“Advanced Maternal Age” read the chart when I peeked over the doctor’s screen. I was only 38, and I’ve known women who had their first child in their forties, so I was a bit taken aback to be lumped into a category that labeled me as ‘old’.
“It’s just to track risk factors,” explained the doctor as she glided the ultrasound wand over my growing belly. When I was pregnant with Jack, six years earlier, I already had a little of the feeling that the Big Guy and I were late getting in the Family Way. Most people we knew had started their families within a year or two of getting married, while the Big Guy and I spent four years acting like teenagers together. But, despite that most of our friends’ kids were grade school and beyond by the time Jack arrived, we never questioned our decision to take things slowly – until that moment.
My ultrasound was a little off, and we ended up needing to go to a bigger hospital for a closer look at developing Thing2, but the possibility that he might have Downs Syndrome was not the cause of my age angst. Rather, it was the slow recognition that I would be almost two generations older than my youngest child. I would be hitting the ‘change of life’ when he starts getting pimples. When he gets to his age of adventure, I and my body would be wanting to slow down.
Seven years later (Thing2 will be seven in October) I can still remember that moment in the doctor’s office as if it were seven minutes ago. At the beginning of the summer, I about it a lot as I huffed and puffed to the top of the driveway. On Labor Day, I thought about it again.
Labor Day Monday, Thing2 and I ran in a race together. I ran the 5K, and he ran the kid’s half-mile fun run. It was a friendly crowd of five thousand people, and there were about 200 kids in the fun run. I was excited for the 5K, but I was nervous for the fun run. Thing2 is a country boy – how would he deal with the four foot high surge of humanity flowing around the block? Would he be scared? Would he get discouraged if he got tired?

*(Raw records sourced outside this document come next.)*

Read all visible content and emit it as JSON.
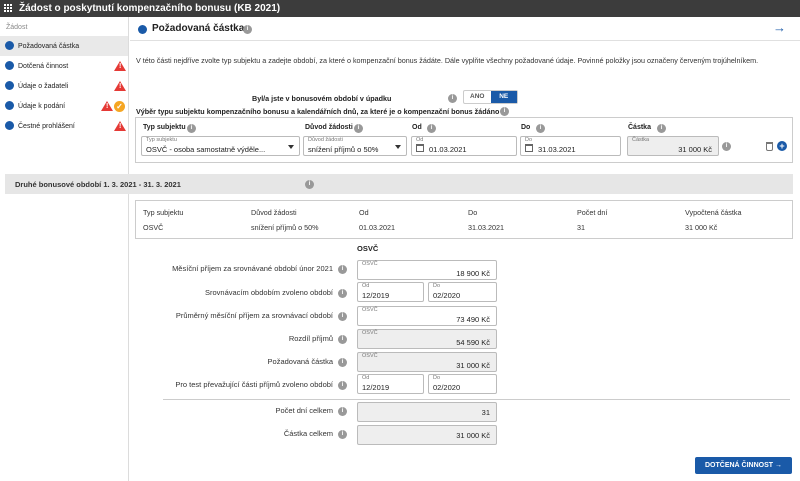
{
  "window": {
    "title": "Žádost o poskytnutí kompenzačního bonusu (KB 2021)"
  },
  "sidebar": {
    "header": "Žádost",
    "items": [
      {
        "label": "Požadovaná částka",
        "active": true,
        "warning": false,
        "done": false
      },
      {
        "label": "Dotčená činnost",
        "warning": true
      },
      {
        "label": "Údaje o žadateli",
        "warning": true
      },
      {
        "label": "Údaje k podání",
        "warning": true,
        "done": true
      },
      {
        "label": "Čestné prohlášení",
        "warning": true
      }
    ]
  },
  "section": {
    "title": "Požadovaná částka",
    "intro": "V této části nejdříve zvolte typ subjektu a zadejte období, za které o kompenzační bonus žádáte. Dále vyplňte všechny požadované údaje. Povinné položky jsou označeny červeným trojúhelníkem.",
    "decline_question": "Byl/a jste v bonusovém období v úpadku",
    "toggle": {
      "yes": "ANO",
      "no": "NE",
      "selected": "NE"
    },
    "select_title": "Výběr typu subjektu kompenzačního bonusu a kalendářních dnů, za které je o kompenzační bonus žádáno"
  },
  "entry": {
    "headers": {
      "type": "Typ subjektu",
      "reason": "Důvod žádosti",
      "from": "Od",
      "to": "Do",
      "amount": "Částka"
    },
    "small": {
      "type": "Typ subjektu",
      "reason": "Důvod žádosti",
      "from": "Od",
      "to": "Do",
      "amount": "Částka"
    },
    "type": "OSVČ - osoba samostatně výděle...",
    "reason": "snížení příjmů o 50%",
    "from": "01.03.2021",
    "to": "31.03.2021",
    "amount": "31 000 Kč"
  },
  "period": {
    "title": "Druhé bonusové období 1. 3. 2021 - 31. 3. 2021",
    "headers": {
      "type": "Typ subjektu",
      "reason": "Důvod žádosti",
      "from": "Od",
      "to": "Do",
      "days": "Počet dní",
      "calc": "Vypočtená částka"
    },
    "row": {
      "type": "OSVČ",
      "reason": "snížení příjmů o 50%",
      "from": "01.03.2021",
      "to": "31.03.2021",
      "days": "31",
      "calc": "31 000 Kč"
    }
  },
  "detail": {
    "subtitle": "OSVČ",
    "rows": {
      "monthly_income": {
        "label": "Měsíční příjem za srovnávané období únor 2021",
        "small": "OSVČ",
        "value": "18 900 Kč"
      },
      "comparison_period": {
        "label": "Srovnávacím obdobím zvoleno období",
        "from_small": "Od",
        "from": "12/2019",
        "to_small": "Do",
        "to": "02/2020"
      },
      "avg_income": {
        "label": "Průměrný měsíční příjem za srovnávací období",
        "small": "OSVČ",
        "value": "73 490 Kč"
      },
      "income_diff": {
        "label": "Rozdíl příjmů",
        "small": "OSVČ",
        "value": "54 590 Kč"
      },
      "requested": {
        "label": "Požadovaná částka",
        "small": "OSVČ",
        "value": "31 000 Kč"
      },
      "test_period": {
        "label": "Pro test převažující části příjmů zvoleno období",
        "from_small": "Od",
        "from": "12/2019",
        "to_small": "Do",
        "to": "02/2020"
      },
      "days_total": {
        "label": "Počet dní celkem",
        "value": "31"
      },
      "amount_total": {
        "label": "Částka celkem",
        "value": "31 000 Kč"
      }
    }
  },
  "footer": {
    "next_button": "DOTČENÁ ČINNOST →"
  }
}
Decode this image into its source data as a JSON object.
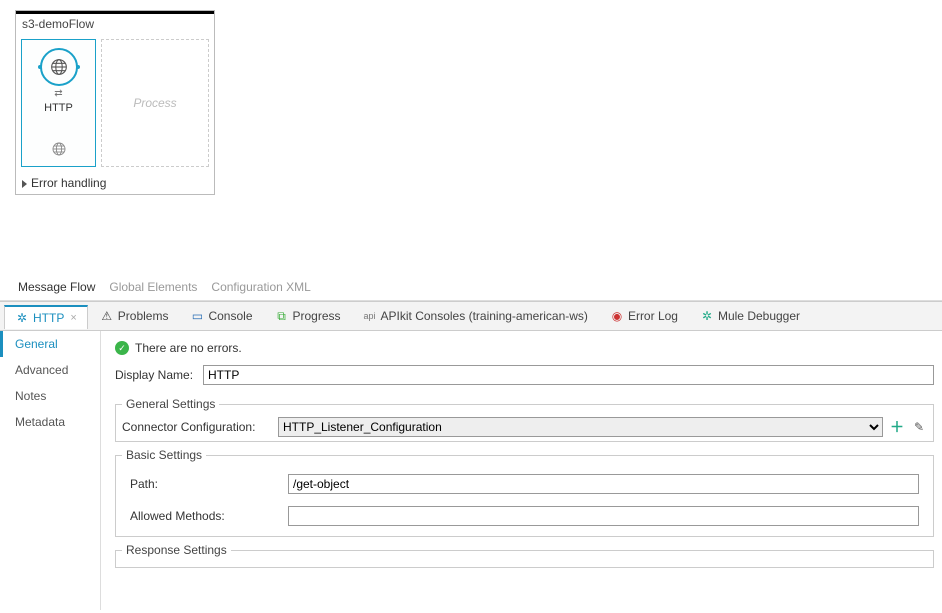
{
  "flow": {
    "name": "s3-demoFlow",
    "connector_label": "HTTP",
    "process_placeholder": "Process",
    "error_section": "Error handling"
  },
  "editor_tabs": {
    "t1": "Message Flow",
    "t2": "Global Elements",
    "t3": "Configuration XML"
  },
  "view_tabs": {
    "http": "HTTP",
    "problems": "Problems",
    "console": "Console",
    "progress": "Progress",
    "apikit": "APIkit Consoles (training-american-ws)",
    "errorlog": "Error Log",
    "mule": "Mule Debugger"
  },
  "sidebar": {
    "general": "General",
    "advanced": "Advanced",
    "notes": "Notes",
    "metadata": "Metadata"
  },
  "status": {
    "msg": "There are no errors."
  },
  "form": {
    "display_name_label": "Display Name:",
    "display_name_value": "HTTP",
    "general_legend": "General Settings",
    "connector_label": "Connector Configuration:",
    "connector_value": "HTTP_Listener_Configuration",
    "basic_legend": "Basic Settings",
    "path_label": "Path:",
    "path_value": "/get-object",
    "methods_label": "Allowed Methods:",
    "methods_value": "",
    "response_legend": "Response Settings"
  }
}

The starting gun went off, and I had my answer very quickly. Thing2 was at the back of the group, so we had time to get to the finish line. As he came around the corner, he briefly faltered, but the smile never left his face. He passed us, barely hearing our shouts of encouragement, and I realized that tears and not the soft drizzle were making my face wet.
Thing2 crossed the finish line and waited for us in the kids’ area. When we got to him, he had already collected his green ribbon. I hugged him and raced to the starting line of my own race. His smile never left my mind, and it propelled me – with a smile of my own – the entire 3.10 miles.
Our runs were the culmination of a summer of fitness and following my kids around mountains and into dried-up waterfalls and down sandy beaches. It was a summer of being inspired to live better and do more with both my boys throughout. I ran my last half-mile, singing to my music and thinking about the upcoming kids’ winter sports, and that seven-year-old memory came back to me. This time, however, when I pictured the doctor’s office, it wasn’t the words on the chart that flashed in front of my eyes – it was the memory of the grainy black-and-white screen glowing with the image of my wriggling fountain of youth.